Despite the snow & cupid competition, we had some not-so-lonely hearts show up yesterday to continue learning and honing their soldering skills. This was our 2nd soldering session, during the first one the kids learned first by soldering wires together and then went on the kits. A little simpler kit with color changing/blinking lights was used this time for those that missed the first meeting or were quick to finish.
The LED chaser kit (Velleman MK173 rev2) was a medium difficulty build; in retrospect something easier for first timers would be better. But the coolness factor is very high, you can see it in this video link to Connor’s just after he finished. The socket helps protect the IC from overheating, but 44 solder joints is a lot to do. Solder pads are close together on both kits, not unusual, which offered opportunities for many kids to learn unsoldering techniques (some more than others). Glad we had a couple of solder suckers to clean up the bridging and over ambitious solderers! We also had one solder pad on one of the boards come loose but hard to tell if that was a circuit board problem or not.
The color changing LEDs kit (Lux Spectralis 2) was definitely simpler with 24 solder points, but was bought on clearance so now hard to find. It has 38 modes of color/flashing to choose from and could be easily finished under an hour or less. The IC (ATtiny13a, no socket included) held up well to overheating, least from our experience. One kit was short a few parts, something we’ll plan for next time.
We’ll be doing more learning to solder classes, this is a skill that generated an lot of interest from both young and old. Our next meeting will be using App Inventor again, part of our series building up to Arduinos and other microcontrollers.
Our first ‘learning to solder’ session last Sunday drew quite a crowd. With 20 kids showing up and quite a few parents there too, we packed the FYCDP house on Crown Street. George Edenfield, who’s involved in Putnam County Auxiliary Communications and an active amateur radio operator, helped lead the session. Many of the kids brought their own soldering irons or borrowed one from a parent, but only a few had ever soldered before.
After going through the basics and soldering safety, George had everyone solder two wires together so they could learn how to handle a soldering iron and learn how to recognize a good soldering joint. We then moved on to a small kit that creates a ‘chaser’ effect in 6 LEDs. The kids picked it up pretty quickly, although most needed someone to help them with the first soldering joint on the small circuit board. A few even got to learn how to use a solder sucker (desoldering tool) when they got a little carried away putting solder on the copper pads on the circuit board. Desoldering techniques, a possiblebackup topic if there was extra time, will be covered at a future meeting.
Although the kits didn’t get completed due to time and everyone helping each other, everyone kept saying how much they liked it and wanted to do more.

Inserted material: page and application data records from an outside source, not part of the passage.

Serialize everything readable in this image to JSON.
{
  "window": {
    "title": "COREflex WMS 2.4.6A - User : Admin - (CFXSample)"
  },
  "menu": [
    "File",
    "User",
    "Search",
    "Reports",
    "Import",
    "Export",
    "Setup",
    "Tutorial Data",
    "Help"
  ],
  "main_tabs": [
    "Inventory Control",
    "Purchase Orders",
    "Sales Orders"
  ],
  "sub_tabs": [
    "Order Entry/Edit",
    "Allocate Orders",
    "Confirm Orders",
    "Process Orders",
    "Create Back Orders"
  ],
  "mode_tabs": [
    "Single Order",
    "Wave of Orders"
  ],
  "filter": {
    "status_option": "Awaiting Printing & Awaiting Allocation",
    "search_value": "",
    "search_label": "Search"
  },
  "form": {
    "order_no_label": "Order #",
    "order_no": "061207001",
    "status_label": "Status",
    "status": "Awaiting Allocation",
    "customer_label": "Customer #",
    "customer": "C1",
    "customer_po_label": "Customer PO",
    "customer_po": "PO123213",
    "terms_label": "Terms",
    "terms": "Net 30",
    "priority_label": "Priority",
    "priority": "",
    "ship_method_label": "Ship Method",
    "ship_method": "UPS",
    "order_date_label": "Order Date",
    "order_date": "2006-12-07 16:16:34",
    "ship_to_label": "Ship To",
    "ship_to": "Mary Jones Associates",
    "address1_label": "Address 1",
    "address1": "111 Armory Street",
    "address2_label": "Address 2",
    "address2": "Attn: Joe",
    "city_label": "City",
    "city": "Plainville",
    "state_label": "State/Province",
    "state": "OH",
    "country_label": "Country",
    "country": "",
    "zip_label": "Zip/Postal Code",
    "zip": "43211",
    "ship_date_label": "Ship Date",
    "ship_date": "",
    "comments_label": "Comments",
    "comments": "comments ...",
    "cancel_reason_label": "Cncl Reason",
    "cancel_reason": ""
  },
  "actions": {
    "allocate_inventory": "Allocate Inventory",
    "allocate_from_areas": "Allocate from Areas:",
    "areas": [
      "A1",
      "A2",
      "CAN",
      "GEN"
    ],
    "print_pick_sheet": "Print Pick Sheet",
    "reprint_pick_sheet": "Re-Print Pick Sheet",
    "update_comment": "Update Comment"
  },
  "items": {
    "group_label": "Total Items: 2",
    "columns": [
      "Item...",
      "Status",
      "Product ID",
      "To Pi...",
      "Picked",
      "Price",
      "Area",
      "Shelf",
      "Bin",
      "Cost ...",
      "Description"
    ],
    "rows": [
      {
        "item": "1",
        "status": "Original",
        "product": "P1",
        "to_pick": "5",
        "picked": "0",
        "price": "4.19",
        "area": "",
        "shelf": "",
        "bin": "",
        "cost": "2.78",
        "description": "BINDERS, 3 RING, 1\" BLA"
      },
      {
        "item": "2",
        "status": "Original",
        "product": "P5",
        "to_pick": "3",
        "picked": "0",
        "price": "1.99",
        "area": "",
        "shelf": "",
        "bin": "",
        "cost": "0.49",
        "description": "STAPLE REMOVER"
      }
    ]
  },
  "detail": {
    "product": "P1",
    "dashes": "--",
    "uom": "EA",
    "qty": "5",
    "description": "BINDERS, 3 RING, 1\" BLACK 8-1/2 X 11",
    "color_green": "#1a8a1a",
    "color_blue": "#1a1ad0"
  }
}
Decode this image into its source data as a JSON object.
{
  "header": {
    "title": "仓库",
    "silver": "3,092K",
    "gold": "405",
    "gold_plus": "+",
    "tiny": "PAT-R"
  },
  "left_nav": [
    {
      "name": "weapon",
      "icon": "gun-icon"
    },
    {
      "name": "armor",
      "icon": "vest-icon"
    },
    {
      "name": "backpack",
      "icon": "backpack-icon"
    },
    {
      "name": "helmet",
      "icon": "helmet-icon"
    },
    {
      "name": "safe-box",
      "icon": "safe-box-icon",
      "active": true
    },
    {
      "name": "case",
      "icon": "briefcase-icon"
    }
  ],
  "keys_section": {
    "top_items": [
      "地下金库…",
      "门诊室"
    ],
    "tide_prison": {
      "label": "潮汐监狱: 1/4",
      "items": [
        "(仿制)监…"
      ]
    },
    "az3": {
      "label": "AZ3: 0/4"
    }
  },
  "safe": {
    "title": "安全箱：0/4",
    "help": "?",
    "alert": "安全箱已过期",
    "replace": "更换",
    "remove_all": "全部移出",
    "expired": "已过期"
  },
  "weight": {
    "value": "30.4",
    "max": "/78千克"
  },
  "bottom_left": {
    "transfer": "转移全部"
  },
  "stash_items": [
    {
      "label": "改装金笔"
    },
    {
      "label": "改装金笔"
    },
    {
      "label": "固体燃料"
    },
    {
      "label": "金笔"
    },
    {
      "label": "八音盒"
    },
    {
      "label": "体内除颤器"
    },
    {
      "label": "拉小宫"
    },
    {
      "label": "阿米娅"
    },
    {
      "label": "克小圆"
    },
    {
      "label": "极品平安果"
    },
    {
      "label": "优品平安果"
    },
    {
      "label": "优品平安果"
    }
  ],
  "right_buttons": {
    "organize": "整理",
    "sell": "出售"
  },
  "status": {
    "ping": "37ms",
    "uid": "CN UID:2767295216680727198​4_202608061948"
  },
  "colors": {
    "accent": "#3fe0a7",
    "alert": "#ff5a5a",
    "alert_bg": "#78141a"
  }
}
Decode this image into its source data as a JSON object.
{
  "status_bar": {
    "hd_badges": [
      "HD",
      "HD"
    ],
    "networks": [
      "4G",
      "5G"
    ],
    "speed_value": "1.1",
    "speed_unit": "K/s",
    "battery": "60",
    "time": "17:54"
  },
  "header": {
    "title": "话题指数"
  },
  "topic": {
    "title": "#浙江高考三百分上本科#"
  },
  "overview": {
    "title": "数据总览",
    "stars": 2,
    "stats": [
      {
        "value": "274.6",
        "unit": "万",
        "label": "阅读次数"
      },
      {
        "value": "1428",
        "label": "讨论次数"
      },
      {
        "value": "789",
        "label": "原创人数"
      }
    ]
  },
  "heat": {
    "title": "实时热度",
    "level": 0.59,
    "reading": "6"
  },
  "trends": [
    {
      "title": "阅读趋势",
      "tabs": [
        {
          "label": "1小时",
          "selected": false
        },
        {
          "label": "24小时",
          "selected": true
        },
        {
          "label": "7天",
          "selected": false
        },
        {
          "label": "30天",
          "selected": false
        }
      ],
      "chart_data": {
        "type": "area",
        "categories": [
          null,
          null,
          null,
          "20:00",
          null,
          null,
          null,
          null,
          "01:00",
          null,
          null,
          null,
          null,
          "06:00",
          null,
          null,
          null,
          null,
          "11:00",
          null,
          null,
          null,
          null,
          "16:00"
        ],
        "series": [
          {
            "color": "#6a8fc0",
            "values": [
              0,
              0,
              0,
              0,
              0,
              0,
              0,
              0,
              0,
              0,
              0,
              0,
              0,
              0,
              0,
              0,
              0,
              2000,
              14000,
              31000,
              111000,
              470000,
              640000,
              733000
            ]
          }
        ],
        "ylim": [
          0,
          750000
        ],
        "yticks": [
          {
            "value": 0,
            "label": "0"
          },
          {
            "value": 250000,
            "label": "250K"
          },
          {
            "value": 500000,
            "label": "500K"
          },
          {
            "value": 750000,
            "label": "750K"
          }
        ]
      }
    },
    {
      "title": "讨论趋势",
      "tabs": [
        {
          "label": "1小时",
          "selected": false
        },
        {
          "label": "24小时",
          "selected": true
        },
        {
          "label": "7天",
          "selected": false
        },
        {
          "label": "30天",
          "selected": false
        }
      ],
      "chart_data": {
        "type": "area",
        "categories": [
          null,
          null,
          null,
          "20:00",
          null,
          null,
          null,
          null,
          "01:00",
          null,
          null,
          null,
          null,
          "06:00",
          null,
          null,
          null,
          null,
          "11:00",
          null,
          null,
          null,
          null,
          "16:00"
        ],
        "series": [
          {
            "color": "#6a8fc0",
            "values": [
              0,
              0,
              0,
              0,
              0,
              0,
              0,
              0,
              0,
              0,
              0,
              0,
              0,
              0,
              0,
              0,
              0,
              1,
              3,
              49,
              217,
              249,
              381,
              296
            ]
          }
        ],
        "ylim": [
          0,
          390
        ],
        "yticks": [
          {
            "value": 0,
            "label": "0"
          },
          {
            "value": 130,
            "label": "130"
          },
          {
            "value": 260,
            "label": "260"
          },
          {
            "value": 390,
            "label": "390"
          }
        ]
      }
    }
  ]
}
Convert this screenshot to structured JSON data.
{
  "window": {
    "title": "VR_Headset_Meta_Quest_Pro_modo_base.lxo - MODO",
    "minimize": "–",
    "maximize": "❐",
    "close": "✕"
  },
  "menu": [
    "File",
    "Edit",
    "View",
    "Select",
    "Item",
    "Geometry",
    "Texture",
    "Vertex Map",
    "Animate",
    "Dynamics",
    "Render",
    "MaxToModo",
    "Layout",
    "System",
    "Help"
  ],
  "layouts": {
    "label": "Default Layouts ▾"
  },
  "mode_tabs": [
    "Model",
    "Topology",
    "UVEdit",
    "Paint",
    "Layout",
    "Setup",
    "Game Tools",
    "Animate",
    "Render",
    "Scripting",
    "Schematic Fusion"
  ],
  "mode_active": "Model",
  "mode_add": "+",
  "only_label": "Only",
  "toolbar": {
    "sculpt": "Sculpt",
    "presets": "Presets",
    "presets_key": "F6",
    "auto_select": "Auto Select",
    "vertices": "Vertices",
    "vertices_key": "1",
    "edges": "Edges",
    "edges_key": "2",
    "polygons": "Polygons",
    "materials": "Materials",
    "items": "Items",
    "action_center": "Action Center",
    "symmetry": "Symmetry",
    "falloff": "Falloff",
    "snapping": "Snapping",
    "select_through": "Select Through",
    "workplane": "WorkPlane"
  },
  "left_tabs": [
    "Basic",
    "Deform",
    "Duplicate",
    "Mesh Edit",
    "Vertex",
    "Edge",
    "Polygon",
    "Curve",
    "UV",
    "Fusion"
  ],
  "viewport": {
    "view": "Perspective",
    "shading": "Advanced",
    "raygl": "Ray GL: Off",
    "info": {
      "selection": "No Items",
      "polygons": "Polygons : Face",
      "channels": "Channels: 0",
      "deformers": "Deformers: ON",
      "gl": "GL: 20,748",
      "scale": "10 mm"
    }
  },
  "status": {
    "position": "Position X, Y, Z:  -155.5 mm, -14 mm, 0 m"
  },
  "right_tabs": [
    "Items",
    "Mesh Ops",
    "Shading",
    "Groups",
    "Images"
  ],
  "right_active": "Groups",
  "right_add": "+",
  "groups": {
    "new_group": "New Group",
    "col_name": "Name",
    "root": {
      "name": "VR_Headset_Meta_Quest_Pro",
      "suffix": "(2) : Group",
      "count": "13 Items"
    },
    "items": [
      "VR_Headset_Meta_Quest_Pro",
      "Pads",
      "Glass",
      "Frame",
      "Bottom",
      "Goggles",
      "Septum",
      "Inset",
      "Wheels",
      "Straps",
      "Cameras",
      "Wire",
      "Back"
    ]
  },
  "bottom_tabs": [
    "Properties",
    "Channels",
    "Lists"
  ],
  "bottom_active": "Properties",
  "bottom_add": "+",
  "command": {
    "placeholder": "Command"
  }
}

So we’ll continue working on those that didn’t get it completed at our next meeting, February 14th, and for those that did or missed the Jan 31rst meeting we’ll have another simpler, quicker soldering project. It was so popular we ran out of the chaser kits.